"He started out by releasing truckloads of cows being taken for slaughter," recalls Khurania. "Such incidents did evoke a positive reaction from some local groups. Because he was never arrested, he started taking greater risks. He attacked small traders and priests in the jungles. He killed Staines and his two kids because he thought he would get away with it." Thanks to the SP, he hasn't. Khurania does disapprove of the symbolism he is gaining. "It's wrong to treat him as some kind of celebrity. He is a small-time criminal and there should be no symbolic value attached to anything he did. Anyone who violates any law should be booked and that's all there is to it."
Not everyone subscribes to Khurania's assessment. They aren't averse to latching on to Dara if he can somehow be used to exploit a larger issue like the Christian missionary presence in Orissa's tribal areas. The fact that most of these missionary groups were invited by the local chieftains and maharajas to run schools or hospitals for the tribals is conveniently omitted in the one-sided debate generated by the Sangh parivar on the issue of conversions.
For instance, the leprosy home in Mayurbhanj, where Staines worked since 1965, was built in 1895 with the enthusiastic support of the Maharaja of Mayurbhanj. He had invited Christian missionaries to set up the institution in Baripada. Today it houses those disfigured and ravaged by the disease and abandoned by their families. Staines' widow Gladys, who has stayed on in Baripada, plans to build a hospital in the area for the leprosy-afflicted. "I've been trying to urge the government to part with the land that's actually been part of the leprosy home for the last 100 years," says Gladys.
It is by no means an easy deal for her. Much meaning is read into even the simplest of her gestures and actions. Chauhan, for instance, is full of questions: "Why did she go and meet chief minister Naveen Patnaik a few days before the sentence on Dara Singh was to be pronounced? Why was a person from the Australian High Commission present in the courtroom when he was being convicted?" He also has the answer: "These people were trying to influence the court's decision."

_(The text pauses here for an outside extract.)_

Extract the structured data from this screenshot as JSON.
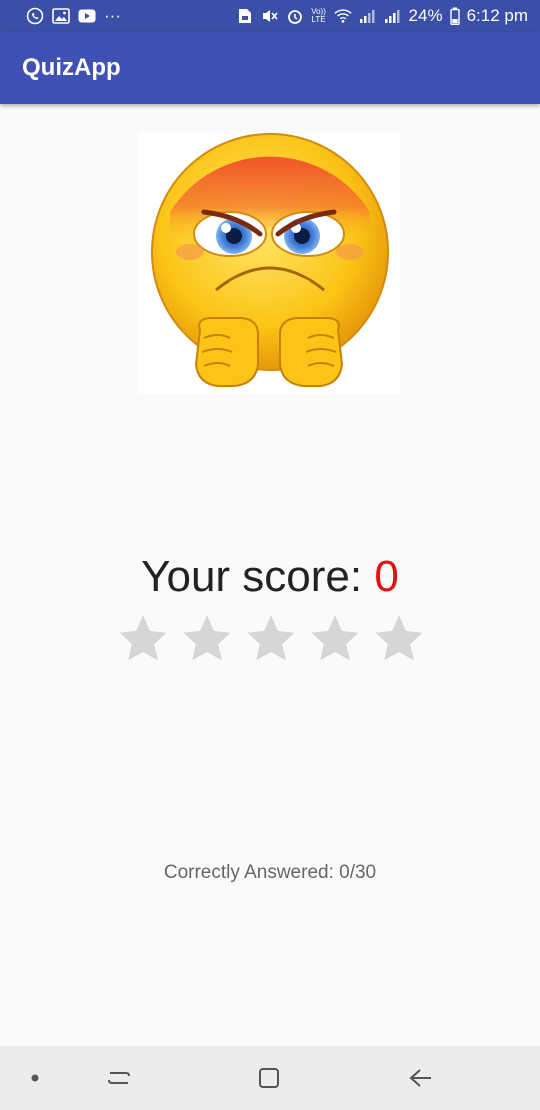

The diplomat from the Australian High Commission, Mark Webslor, was indeed present when the judgement was pronounced in a jam-packed court room on September 15.But how his presence could have influenced the court is not clear. The diplomat also met Gladys informally on Wednesday. Each such movement is monitored with keen interest and analysed by political parties and the local media alike.
Everyone's now awaiting September 22 when the sessions court will pronounce a sentence. Justice will finally be done for Staines and his sons. But the creed that inspired the Staines massacre survives and may even become stronger. A "martyr", after all, is great political material, even if he's a common criminal.